WG’s banner ad campaigns are intensive and aggressive. Do a search for WG, and you’ll get tons of adverts going forward. It’s effective, but the ads become stale quickly. Banner ads of all sizes were created frequently and treated as experimental in their diverse styles and targets. It was a case of quantity over quality; basically throw everything at the wall and see what sticks. Banner ads were created and used rapidly, and the following is a sampling of what were referred to as “WG generic ads” that advertise the service as a whole, not a specific product or event.
As with banner ads, promo emails were utilized aggressively. Multiple emails were sent to subscribers per week, mostly advertising new watches or features on the wheels.
The following is a sampling of weekly promo emails advertising various featured watches on the wheel. These image-based emails were templated, with little room for change, and implemented into Mailchimp. The email campaigns also included accompanying animated SMS graphics, banner ads for desktop and mobile, and sometimes social media imagery.
The following is a summary of the brand design process that shows some of the elements produced in discovery and exploration. The brand design process included the creation of detailed user personas of WG’s primary consumers, logo comps, color palettes, and typography samples.
WG’s user personas were created based on active consumer demographic analysis combined with data collected via Trust Pilot and Crazy Egg. WG’s facebook community was also helpful in understanding the most prominent consumer genres.
Analysis determined that WG’s primary consumer base included four distinct personas, with the highest consumer concentrations in California, Texas, New York, and Florida. Each persona is markedly different in age, lifestyle, and consumer motives, but clear overlaps were easily identified. The most obvious overlaps included interest in the outdoors, casual and couture styles, gadgets, and a love of high end watch brands. WG’s brand design focused on these overlaps in order to appeal to the full spectrum, and with a special focus on military persons, which occupy a large percentage of WG consumers.
These detailed personas were designed specifically for inclusion in the style section of the brand guide, and within an investor proposal.
As WG’s CEO is very visual, I created more elaborate color palettes that include abbreviated moodboards and product mockups. Color explorations were divided into multi-color palettes and single primary color palettes.

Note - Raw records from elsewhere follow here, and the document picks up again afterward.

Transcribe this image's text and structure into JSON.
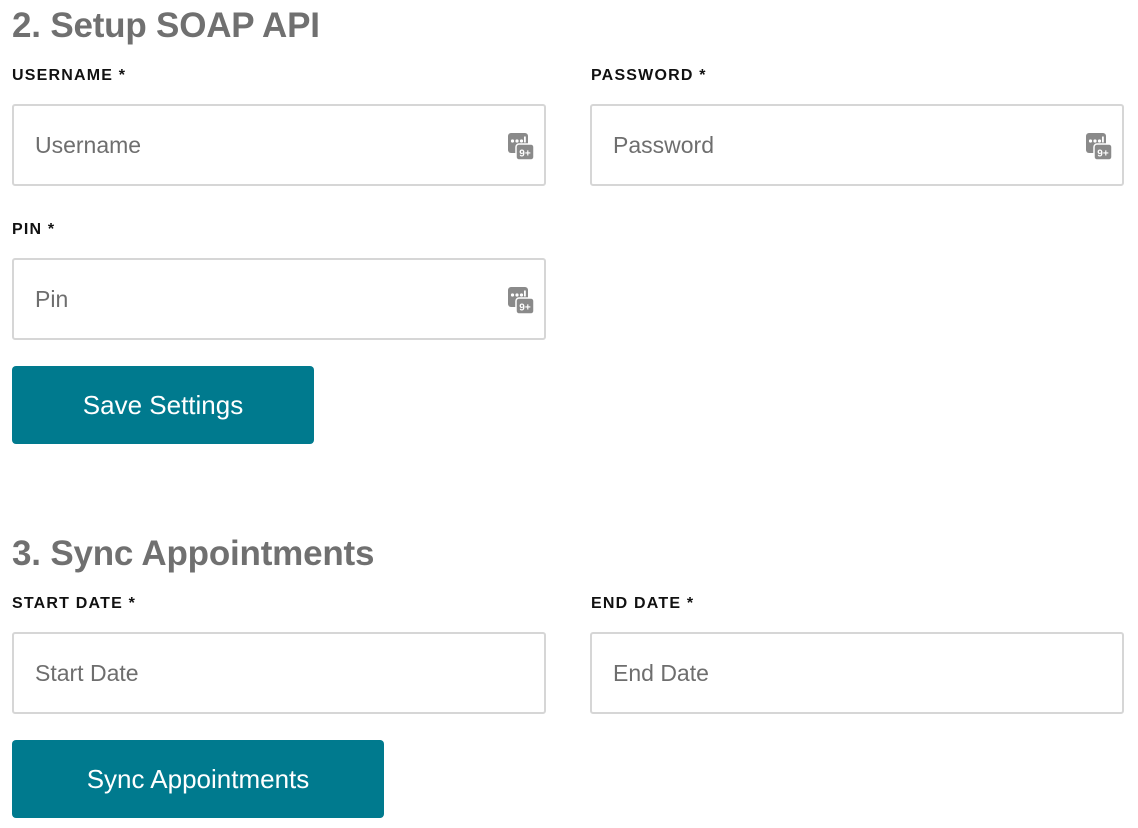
{
  "soap_section": {
    "title": "2. Setup SOAP API",
    "username": {
      "label": "USERNAME *",
      "placeholder": "Username",
      "value": ""
    },
    "password": {
      "label": "PASSWORD *",
      "placeholder": "Password",
      "value": ""
    },
    "pin": {
      "label": "PIN *",
      "placeholder": "Pin",
      "value": ""
    },
    "field_icon": "numeric-keypad-icon",
    "field_icon_badge": "9+",
    "save_button_label": "Save Settings"
  },
  "sync_section": {
    "title": "3. Sync Appointments",
    "start_date": {
      "label": "START DATE *",
      "placeholder": "Start Date",
      "value": ""
    },
    "end_date": {
      "label": "END DATE *",
      "placeholder": "End Date",
      "value": ""
    },
    "sync_button_label": "Sync Appointments"
  },
  "colors": {
    "button_bg": "#007a8e",
    "button_text": "#ffffff",
    "title_text": "#707070",
    "label_text": "#111111",
    "field_border": "#d6d6d6",
    "placeholder_text": "#6e6e6e",
    "icon_gray": "#8a8a8a"
  }
}
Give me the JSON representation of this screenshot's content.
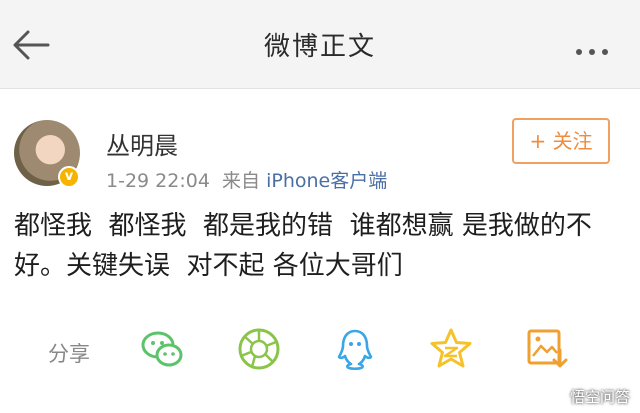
{
  "header": {
    "title": "微博正文"
  },
  "post": {
    "username": "丛明晨",
    "timestamp": "1-29 22:04",
    "source_prefix": "来自",
    "source": "iPhone客户端",
    "follow_label": "+ 关注",
    "text": "都怪我  都怪我  都是我的错  谁都想赢 是我做的不好。关键失误  对不起 各位大哥们"
  },
  "share": {
    "label": "分享",
    "targets": [
      "wechat-icon",
      "moments-icon",
      "qq-icon",
      "qzone-icon",
      "save-image-icon"
    ]
  },
  "watermark": "悟空问答",
  "colors": {
    "accent": "#f08c3c",
    "link": "#4a6fa5",
    "wechat": "#5cc36a",
    "moments": "#8ac44a",
    "qq": "#3aa6e8",
    "qzone": "#f5c22a",
    "save": "#f0a030"
  }
}
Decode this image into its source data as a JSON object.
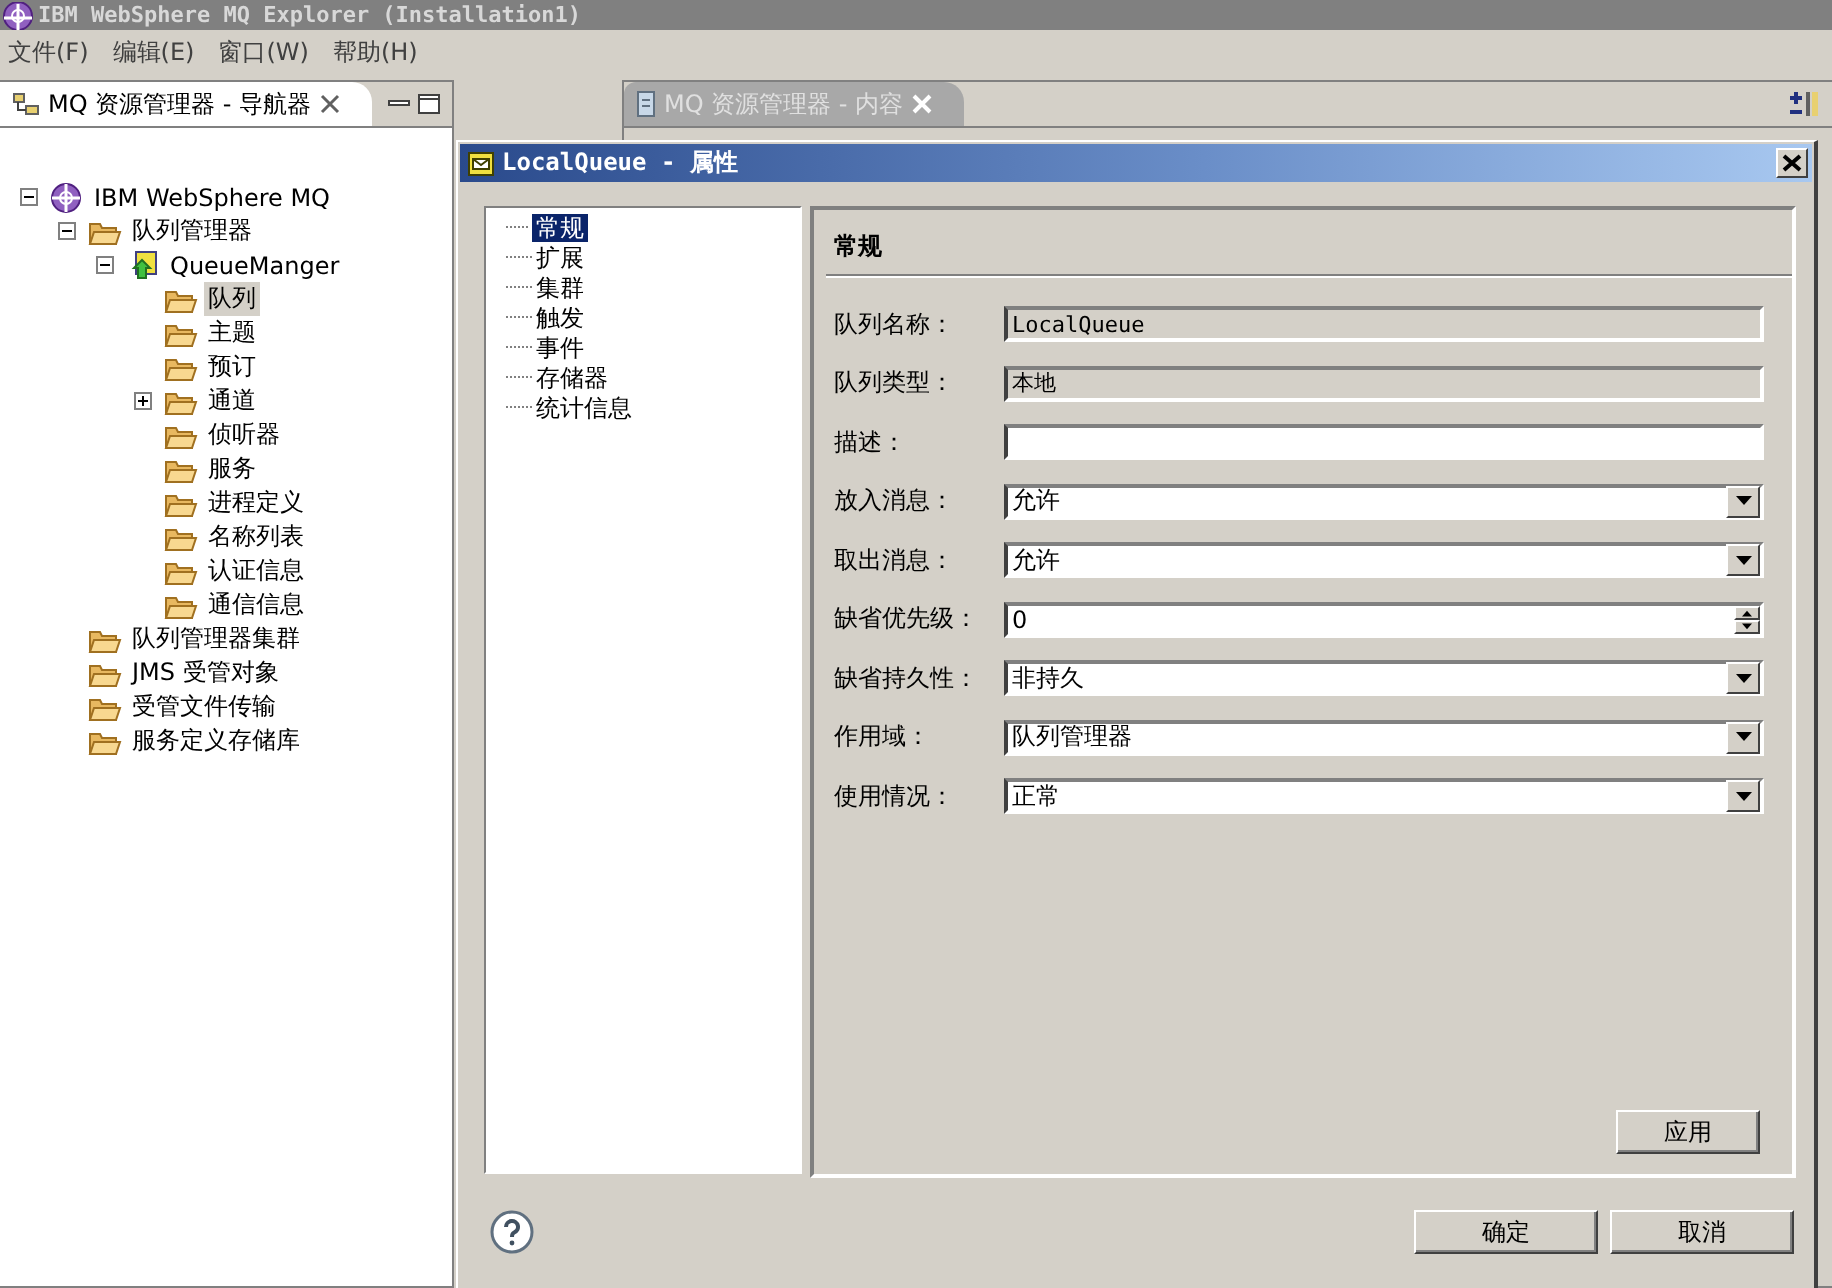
{
  "window": {
    "title": "IBM WebSphere MQ Explorer (Installation1)"
  },
  "menu": [
    "文件(F)",
    "编辑(E)",
    "窗口(W)",
    "帮助(H)"
  ],
  "navigator_view": {
    "tab": "MQ 资源管理器 - 导航器",
    "tree": [
      {
        "label": "IBM WebSphere MQ",
        "kind": "root",
        "selected": false,
        "expanded": true,
        "children": [
          {
            "label": "队列管理器",
            "kind": "folder",
            "selected": false,
            "expanded": true,
            "children": [
              {
                "label": "QueueManger",
                "kind": "qmgr",
                "selected": false,
                "expanded": true,
                "children": [
                  {
                    "label": "队列",
                    "kind": "folder",
                    "selected": true
                  },
                  {
                    "label": "主题",
                    "kind": "folder",
                    "selected": false
                  },
                  {
                    "label": "预订",
                    "kind": "folder",
                    "selected": false
                  },
                  {
                    "label": "通道",
                    "kind": "folder",
                    "selected": false,
                    "expanded": false
                  },
                  {
                    "label": "侦听器",
                    "kind": "folder",
                    "selected": false
                  },
                  {
                    "label": "服务",
                    "kind": "folder",
                    "selected": false
                  },
                  {
                    "label": "进程定义",
                    "kind": "folder",
                    "selected": false
                  },
                  {
                    "label": "名称列表",
                    "kind": "folder",
                    "selected": false
                  },
                  {
                    "label": "认证信息",
                    "kind": "folder",
                    "selected": false
                  },
                  {
                    "label": "通信信息",
                    "kind": "folder",
                    "selected": false
                  }
                ]
              }
            ]
          },
          {
            "label": "队列管理器集群",
            "kind": "folder",
            "selected": false
          },
          {
            "label": "JMS 受管对象",
            "kind": "folder",
            "selected": false
          },
          {
            "label": "受管文件传输",
            "kind": "folder",
            "selected": false
          },
          {
            "label": "服务定义存储库",
            "kind": "folder",
            "selected": false
          }
        ]
      }
    ]
  },
  "content_view": {
    "tab": "MQ 资源管理器 - 内容"
  },
  "dialog": {
    "title": "LocalQueue - 属性",
    "pages": [
      {
        "label": "常规",
        "selected": true
      },
      {
        "label": "扩展",
        "selected": false
      },
      {
        "label": "集群",
        "selected": false
      },
      {
        "label": "触发",
        "selected": false
      },
      {
        "label": "事件",
        "selected": false
      },
      {
        "label": "存储器",
        "selected": false
      },
      {
        "label": "统计信息",
        "selected": false
      }
    ],
    "section_title": "常规",
    "fields": [
      {
        "label": "队列名称：",
        "kind": "readonly",
        "value": "LocalQueue"
      },
      {
        "label": "队列类型：",
        "kind": "readonly",
        "value": "本地"
      },
      {
        "label": "描述：",
        "kind": "text"
      },
      {
        "label": "放入消息：",
        "kind": "dropdown",
        "value": "允许"
      },
      {
        "label": "取出消息：",
        "kind": "dropdown",
        "value": "允许"
      },
      {
        "label": "缺省优先级：",
        "kind": "spinner",
        "value": "0"
      },
      {
        "label": "缺省持久性：",
        "kind": "dropdown",
        "value": "非持久"
      },
      {
        "label": "作用域：",
        "kind": "dropdown",
        "value": "队列管理器"
      },
      {
        "label": "使用情况：",
        "kind": "dropdown",
        "value": "正常"
      }
    ],
    "apply": "应用",
    "ok": "确定",
    "cancel": "取消"
  }
}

The finalized palette is a bold orange with deep marine blue, charcoal, medium and light gray, and white accent colors. To avoid a Halloween theme, the deep marine blue and charcoal were used instead of black as the most common contrast colors. It’s clean, modern, masculine, but not unappealing to women, and creates opportunities to really stand out from the crowd. The colors perfectly compliment the logo and offer more versatility of style to appeal to the entire persona spectrum.

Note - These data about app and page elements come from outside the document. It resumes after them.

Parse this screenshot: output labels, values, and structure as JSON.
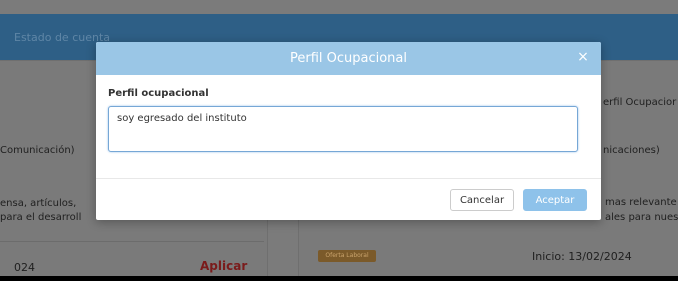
{
  "background": {
    "topbar_title": "Estado de cuenta",
    "left_card": {
      "label_comm": "Comunicación)",
      "text_line1": "ensa, artículos,",
      "text_line2": "para el desarroll",
      "date": "024",
      "apply_link": "Aplicar"
    },
    "right_card": {
      "header_text": "erfil Ocupacior",
      "label_comm": "nicaciones)",
      "text_line1": "mas relevante",
      "text_line2": "ales para nuest",
      "badge": "Oferta Laboral",
      "start_date": "Inicio: 13/02/2024"
    }
  },
  "modal": {
    "title": "Perfil Ocupacional",
    "close_symbol": "×",
    "field_label": "Perfil ocupacional",
    "field_value": "soy egresado del instituto",
    "cancel_label": "Cancelar",
    "accept_label": "Aceptar"
  },
  "colors": {
    "header": "#9ac6e6",
    "accept_button": "#8ec2ea",
    "overlay": "#7b7b7b"
  }
}
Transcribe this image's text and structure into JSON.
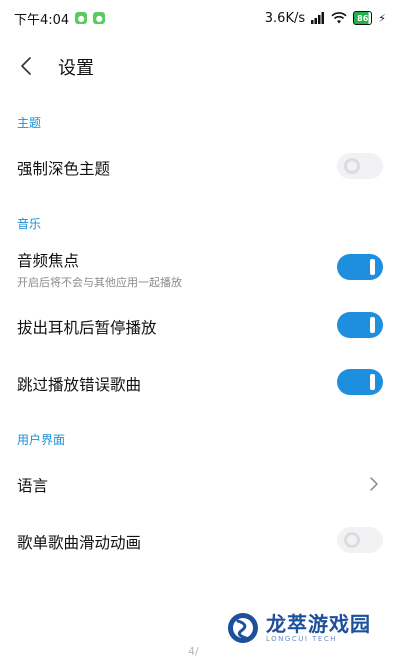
{
  "status_bar": {
    "time": "下午4:04",
    "network_speed": "3.6K/s",
    "battery_level": "86",
    "battery_fraction": 0.86,
    "notification_icons": [
      "wechat-icon",
      "wechat-icon"
    ]
  },
  "header": {
    "title": "设置"
  },
  "sections": {
    "theme": {
      "label": "主题",
      "items": [
        {
          "title": "强制深色主题",
          "control": "toggle",
          "enabled": false
        }
      ]
    },
    "music": {
      "label": "音乐",
      "items": [
        {
          "title": "音频焦点",
          "subtitle": "开启后将不会与其他应用一起播放",
          "control": "toggle",
          "enabled": true
        },
        {
          "title": "拔出耳机后暂停播放",
          "control": "toggle",
          "enabled": true
        },
        {
          "title": "跳过播放错误歌曲",
          "control": "toggle",
          "enabled": true
        }
      ]
    },
    "ui": {
      "label": "用户界面",
      "items": [
        {
          "title": "语言",
          "control": "chevron"
        },
        {
          "title": "歌单歌曲滑动动画",
          "control": "toggle",
          "enabled": false
        }
      ]
    }
  },
  "watermark": {
    "title": "龙萃游戏园",
    "subtitle": "LONGCUI TECH"
  },
  "page_hint": "4/",
  "colors": {
    "accent": "#1e8ede",
    "section_label": "#1a90d6",
    "toggle_off": "#f2f2f4"
  }
}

Although the font chosen for the logo works well in that capacity, it wasn’t a viable font for other purposes due to its limited features. Because of that, it was necessary to select a different font for web headings and print usage. I wanted to use a modern font that reflected the sharp lines of the logo, and “Brandon Grotesque” fit that bill nicely. But, this font didn’t work well for smaller paragraph text, so a third font was necessary. The font “Graphik” was chosen because of its viability for web use, and its extensive weight variants. The following is a sample of typography explorations, which were also specifically designed for inclusion in the brand guide.
Homepage | Adobe XD screenshot of desktop and mobile
“The Wheel” dark theme | Adobe XD screenshot of desktop and mobile
Homepage | pixel perfect, finalized version
“The Wheel” dark theme | pixel perfect, finalized version
“The Wheel” light theme | pixel perfect, finalized version